Exercise brief: Looking through the records below, please work out how many lines contain "Veriprajna". Give only that number.

Records supplied:
====
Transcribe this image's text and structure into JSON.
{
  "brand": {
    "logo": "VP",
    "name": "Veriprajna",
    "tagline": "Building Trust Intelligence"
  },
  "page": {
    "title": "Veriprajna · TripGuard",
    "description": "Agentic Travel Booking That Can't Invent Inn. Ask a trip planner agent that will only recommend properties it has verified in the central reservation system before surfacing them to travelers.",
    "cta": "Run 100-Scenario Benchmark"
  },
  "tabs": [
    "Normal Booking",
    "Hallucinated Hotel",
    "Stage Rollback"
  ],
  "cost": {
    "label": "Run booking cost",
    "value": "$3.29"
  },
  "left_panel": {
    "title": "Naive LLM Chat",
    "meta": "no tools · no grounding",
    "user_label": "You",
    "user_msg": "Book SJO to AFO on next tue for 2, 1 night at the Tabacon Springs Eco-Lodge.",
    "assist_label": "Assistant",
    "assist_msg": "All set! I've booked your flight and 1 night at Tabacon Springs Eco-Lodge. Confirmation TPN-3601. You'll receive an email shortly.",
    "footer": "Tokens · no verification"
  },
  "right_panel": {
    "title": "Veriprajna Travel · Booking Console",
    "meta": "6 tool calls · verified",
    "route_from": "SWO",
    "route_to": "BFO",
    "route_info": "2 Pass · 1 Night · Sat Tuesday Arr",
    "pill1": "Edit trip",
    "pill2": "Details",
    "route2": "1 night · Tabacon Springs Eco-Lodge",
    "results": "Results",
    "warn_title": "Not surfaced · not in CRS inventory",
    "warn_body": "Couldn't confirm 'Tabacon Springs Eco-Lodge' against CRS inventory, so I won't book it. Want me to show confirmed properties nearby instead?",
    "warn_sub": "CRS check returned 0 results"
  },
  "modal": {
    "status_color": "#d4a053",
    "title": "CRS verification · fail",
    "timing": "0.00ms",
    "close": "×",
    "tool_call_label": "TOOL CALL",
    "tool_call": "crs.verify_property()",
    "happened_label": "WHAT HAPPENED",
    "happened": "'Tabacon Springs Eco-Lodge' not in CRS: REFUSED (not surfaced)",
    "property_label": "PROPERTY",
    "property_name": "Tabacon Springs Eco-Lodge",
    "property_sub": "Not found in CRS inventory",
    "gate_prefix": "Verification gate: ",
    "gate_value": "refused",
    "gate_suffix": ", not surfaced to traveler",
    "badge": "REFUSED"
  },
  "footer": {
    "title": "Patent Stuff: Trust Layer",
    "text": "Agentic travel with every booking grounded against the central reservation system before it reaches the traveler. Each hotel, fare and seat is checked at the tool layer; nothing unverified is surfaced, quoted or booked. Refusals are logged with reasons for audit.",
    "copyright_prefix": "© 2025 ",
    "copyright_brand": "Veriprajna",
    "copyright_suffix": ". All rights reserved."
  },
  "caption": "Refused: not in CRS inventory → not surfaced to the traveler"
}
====
Solution for this problem: 4